Tuesday, November 28, 2006

Inherent conflicts - I

“There are two tragedies in life. One is to loose your heart’s desire. The other is to gain it"

- George Bernard Shaw

Journalism ensures that a person is subjected to both of these divergent life experiences and often at the same time. The crux of the paradox is the functioning of the institution itself, which demands compliance and rebellion in unison. A feat uncannily achieved by stalwarts of the field or as I like to call them ‘survivors’.

As I explore my own sensibilities, perceived truths and judgment about many a “facts” I feel ill-equipped to understand them. Not due to lack of initiative or interest but solely because of the mistrust in what is being disseminated as relevant information. The act of reading, with time morphs into an exercise in extreme skepticism, following which one feels even more distraught than before.

Media is a unilateral institution, a corporate enterprise in the current context. The agenda of a media company is set by the benefactors and collaborators, which is quite obvious. The advertisers, corporate compulsions, the publisher’s personal beliefs, political affiliations et al are vital to what is presented before the unassuming public. The product that is sold in media is not the medium but the ‘audience’. If you look closely at the structural organization of this entity, it is very clear who the buyers and sellers are in this trade. And the commodity, the audience is certainly at a loss, as it is completely alienated from realizing what is perceptual as against what is real.

The establishment of these co-conspirators, if I may, makes it increasingly difficult for any of the units to deviate from the determined agenda. Now this is truly the disturbing part of the profession. The institution mandates that one must conform to the values of the ‘interests’ on which it depends, else your survival is unlikely. But, the perceived success in “true reporting” is in being anti-establishment, going beyond the generic and routine. The likely clash of interests here can be verified in those numerous worthwhile stories and ideas that go uncovered as they are not within the ideals upheld by the organization.

Also, the system ensures that those who reach a point of relevance in the social order to take decisions and determine opinion of the institution have imbibed those principles that are plausible and acceptable. It acts as a filtering mechanism, where a voice of dissent against its own is castrated to a point of submission. Hence, the editors and the news makers which are considered to be the key-opinionators have reached those positions because they choose to and have eventually conformed to the system. (As ably argued by Noam Chomsky)

Herein lays my predicament, the fact that I have to internalize the values of an institution to “succeed” in the traditional sense of the word, despite it incapacitating those very instincts which make it possible to function in this field. This logically extends to the widely held belief that one can be a good journalist or a successful journalist, not both.

At this point I do not know which one I aspire to be.

1 comment:

Madhurima said...

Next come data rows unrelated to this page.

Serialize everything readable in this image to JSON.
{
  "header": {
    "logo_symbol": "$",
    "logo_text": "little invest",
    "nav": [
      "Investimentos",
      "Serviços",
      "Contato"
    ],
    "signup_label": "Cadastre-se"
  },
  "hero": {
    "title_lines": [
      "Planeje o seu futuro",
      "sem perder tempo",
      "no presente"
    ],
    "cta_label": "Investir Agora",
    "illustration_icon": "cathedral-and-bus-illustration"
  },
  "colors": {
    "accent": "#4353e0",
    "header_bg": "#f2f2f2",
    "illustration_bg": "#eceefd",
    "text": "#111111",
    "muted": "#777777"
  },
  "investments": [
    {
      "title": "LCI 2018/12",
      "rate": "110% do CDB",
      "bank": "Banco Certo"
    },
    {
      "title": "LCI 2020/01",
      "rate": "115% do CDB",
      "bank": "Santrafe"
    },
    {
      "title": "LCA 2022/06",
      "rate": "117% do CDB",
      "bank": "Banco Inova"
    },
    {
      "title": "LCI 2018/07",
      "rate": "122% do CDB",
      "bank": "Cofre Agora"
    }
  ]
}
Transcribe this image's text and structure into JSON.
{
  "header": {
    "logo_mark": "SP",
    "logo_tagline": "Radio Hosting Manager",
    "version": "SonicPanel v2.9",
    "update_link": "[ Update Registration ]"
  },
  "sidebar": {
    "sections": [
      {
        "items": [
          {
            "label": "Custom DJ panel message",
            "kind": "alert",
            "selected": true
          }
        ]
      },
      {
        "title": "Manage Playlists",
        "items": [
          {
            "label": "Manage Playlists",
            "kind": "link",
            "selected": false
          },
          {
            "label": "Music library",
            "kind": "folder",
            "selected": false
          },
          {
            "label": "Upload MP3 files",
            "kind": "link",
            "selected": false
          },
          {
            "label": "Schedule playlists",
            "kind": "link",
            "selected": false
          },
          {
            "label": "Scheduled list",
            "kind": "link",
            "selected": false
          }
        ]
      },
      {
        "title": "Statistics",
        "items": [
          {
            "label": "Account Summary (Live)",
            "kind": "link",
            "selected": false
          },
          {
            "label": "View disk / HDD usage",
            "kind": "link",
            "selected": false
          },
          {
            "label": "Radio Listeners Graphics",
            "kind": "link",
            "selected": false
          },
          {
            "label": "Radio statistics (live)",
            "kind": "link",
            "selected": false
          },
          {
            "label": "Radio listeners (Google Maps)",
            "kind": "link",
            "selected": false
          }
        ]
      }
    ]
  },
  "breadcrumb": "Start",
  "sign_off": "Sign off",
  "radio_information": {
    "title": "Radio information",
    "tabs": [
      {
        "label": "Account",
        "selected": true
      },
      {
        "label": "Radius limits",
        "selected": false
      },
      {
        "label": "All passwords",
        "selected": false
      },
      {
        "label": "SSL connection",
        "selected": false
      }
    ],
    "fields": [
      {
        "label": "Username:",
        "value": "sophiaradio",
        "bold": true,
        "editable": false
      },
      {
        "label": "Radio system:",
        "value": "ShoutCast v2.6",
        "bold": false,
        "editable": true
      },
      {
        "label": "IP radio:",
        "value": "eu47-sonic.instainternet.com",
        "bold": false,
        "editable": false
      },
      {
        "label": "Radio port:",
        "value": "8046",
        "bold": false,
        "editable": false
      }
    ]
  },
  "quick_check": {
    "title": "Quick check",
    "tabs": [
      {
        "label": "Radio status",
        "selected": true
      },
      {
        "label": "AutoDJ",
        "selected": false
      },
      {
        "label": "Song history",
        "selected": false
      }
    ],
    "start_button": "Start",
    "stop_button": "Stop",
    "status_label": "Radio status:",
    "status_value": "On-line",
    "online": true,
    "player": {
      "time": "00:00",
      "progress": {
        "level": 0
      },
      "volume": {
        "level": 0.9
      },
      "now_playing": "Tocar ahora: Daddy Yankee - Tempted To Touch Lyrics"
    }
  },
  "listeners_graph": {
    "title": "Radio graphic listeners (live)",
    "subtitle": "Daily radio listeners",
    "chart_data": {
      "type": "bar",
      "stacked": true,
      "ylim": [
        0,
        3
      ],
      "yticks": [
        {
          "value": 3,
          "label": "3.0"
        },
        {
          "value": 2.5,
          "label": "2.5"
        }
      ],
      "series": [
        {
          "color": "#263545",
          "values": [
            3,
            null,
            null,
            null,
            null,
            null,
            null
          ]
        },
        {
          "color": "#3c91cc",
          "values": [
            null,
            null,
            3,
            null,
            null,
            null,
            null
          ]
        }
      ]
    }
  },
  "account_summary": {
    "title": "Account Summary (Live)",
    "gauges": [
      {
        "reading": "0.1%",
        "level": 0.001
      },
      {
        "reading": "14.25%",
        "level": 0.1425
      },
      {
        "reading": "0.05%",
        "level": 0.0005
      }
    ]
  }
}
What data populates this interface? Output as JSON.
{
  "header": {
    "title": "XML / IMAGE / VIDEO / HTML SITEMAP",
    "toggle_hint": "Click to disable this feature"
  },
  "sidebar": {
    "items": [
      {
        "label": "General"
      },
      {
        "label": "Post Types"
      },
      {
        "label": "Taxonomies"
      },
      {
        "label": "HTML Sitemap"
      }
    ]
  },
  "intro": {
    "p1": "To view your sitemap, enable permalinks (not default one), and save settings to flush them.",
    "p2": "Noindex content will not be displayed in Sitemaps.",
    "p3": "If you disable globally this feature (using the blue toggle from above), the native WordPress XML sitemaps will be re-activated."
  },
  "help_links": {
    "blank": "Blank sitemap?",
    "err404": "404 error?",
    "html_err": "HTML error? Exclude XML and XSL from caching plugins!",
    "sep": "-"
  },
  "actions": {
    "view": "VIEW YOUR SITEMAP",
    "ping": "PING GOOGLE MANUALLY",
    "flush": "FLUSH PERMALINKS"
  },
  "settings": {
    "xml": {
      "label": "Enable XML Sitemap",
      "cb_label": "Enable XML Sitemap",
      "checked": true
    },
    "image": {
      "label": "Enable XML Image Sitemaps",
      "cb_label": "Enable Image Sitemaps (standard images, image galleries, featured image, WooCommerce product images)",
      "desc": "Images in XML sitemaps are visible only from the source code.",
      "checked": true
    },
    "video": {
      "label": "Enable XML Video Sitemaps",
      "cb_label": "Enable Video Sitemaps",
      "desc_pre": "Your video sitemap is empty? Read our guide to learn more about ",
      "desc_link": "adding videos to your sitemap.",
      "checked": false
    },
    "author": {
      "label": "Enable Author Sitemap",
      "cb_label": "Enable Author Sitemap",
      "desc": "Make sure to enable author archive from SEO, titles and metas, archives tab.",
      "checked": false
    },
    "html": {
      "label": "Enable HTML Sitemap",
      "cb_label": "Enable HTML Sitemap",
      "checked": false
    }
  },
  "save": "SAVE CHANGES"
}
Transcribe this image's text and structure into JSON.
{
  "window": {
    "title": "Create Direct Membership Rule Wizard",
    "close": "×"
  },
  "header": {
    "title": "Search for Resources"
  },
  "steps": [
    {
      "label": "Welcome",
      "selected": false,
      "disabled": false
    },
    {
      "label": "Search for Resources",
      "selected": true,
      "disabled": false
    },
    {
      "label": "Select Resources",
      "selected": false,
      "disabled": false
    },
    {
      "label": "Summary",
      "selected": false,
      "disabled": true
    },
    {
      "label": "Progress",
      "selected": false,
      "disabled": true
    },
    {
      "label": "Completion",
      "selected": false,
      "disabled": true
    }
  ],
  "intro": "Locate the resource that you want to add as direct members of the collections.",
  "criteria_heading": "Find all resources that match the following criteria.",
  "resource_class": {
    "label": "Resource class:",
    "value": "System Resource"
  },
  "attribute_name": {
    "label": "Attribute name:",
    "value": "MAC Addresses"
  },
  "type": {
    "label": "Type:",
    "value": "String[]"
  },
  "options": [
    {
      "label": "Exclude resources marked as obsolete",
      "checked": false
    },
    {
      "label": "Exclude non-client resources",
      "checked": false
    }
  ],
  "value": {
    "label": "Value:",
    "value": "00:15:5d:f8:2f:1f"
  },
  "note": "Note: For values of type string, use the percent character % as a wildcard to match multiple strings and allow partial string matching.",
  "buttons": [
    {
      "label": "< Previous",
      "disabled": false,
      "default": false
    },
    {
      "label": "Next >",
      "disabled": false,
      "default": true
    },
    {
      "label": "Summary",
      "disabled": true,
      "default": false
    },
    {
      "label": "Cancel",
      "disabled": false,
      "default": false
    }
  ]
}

You can never become a good journalist and a successful one at
the same time. Atleast in this age of corporatization of journalism.
Journalists today are like those hundreds of executives who have to show the head honchos the green.
there is no space for the truth in its true from.But contrived and coloured to suit the palates of the target audience. News today is the monkey and the master is the man in a suit. It dances to the tune of the specific audience to entertain its bored soul.